(Stored entries):
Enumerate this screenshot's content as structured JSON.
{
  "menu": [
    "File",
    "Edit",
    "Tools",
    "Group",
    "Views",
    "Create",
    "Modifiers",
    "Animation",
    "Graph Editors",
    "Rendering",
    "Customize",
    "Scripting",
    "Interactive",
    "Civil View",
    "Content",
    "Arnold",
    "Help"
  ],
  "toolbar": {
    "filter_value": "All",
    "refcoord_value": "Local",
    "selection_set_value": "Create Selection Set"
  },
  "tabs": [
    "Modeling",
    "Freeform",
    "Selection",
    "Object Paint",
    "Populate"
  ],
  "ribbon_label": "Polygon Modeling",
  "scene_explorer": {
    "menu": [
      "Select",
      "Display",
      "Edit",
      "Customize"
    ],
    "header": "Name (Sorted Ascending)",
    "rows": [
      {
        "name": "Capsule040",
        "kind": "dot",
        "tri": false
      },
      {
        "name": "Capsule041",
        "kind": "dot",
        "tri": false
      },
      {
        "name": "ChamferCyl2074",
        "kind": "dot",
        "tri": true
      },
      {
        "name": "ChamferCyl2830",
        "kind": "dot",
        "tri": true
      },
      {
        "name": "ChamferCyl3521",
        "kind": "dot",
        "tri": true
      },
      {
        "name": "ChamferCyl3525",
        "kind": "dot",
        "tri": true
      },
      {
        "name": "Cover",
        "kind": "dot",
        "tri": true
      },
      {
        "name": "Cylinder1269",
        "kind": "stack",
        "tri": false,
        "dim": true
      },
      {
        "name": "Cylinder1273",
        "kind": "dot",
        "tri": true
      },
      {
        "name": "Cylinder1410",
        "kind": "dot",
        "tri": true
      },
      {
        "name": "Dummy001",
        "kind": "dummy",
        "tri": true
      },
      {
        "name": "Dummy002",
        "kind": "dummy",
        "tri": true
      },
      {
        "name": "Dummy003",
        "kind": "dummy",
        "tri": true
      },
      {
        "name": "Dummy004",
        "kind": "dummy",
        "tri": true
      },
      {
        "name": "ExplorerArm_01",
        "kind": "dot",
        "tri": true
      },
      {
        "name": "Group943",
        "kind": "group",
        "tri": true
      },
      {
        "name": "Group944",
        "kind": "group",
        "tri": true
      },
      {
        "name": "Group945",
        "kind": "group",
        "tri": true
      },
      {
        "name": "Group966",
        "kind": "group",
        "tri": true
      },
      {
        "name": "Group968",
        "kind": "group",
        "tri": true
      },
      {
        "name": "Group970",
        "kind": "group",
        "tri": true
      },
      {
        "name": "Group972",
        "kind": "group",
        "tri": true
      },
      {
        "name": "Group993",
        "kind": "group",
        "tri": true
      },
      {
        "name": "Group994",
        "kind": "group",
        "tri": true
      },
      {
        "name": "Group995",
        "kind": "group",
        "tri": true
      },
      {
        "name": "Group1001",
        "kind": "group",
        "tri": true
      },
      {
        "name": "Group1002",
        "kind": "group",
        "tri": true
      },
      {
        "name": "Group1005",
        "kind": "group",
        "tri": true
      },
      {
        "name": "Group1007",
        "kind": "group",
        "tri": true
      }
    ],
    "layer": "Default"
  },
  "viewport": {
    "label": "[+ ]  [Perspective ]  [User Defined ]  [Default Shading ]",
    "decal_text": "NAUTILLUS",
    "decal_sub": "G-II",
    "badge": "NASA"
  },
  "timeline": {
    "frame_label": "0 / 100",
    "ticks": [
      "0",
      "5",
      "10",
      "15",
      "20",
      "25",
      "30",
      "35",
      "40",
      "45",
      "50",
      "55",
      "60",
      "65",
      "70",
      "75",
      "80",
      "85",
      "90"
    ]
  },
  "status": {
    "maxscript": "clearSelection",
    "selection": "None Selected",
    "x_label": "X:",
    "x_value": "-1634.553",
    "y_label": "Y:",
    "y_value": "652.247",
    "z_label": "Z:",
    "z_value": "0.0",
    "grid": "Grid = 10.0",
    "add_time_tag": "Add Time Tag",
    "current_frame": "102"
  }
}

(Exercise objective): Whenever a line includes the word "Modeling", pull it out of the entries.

(Reply):
    "Modeling",
  "ribbon_label": "Polygon Modeling",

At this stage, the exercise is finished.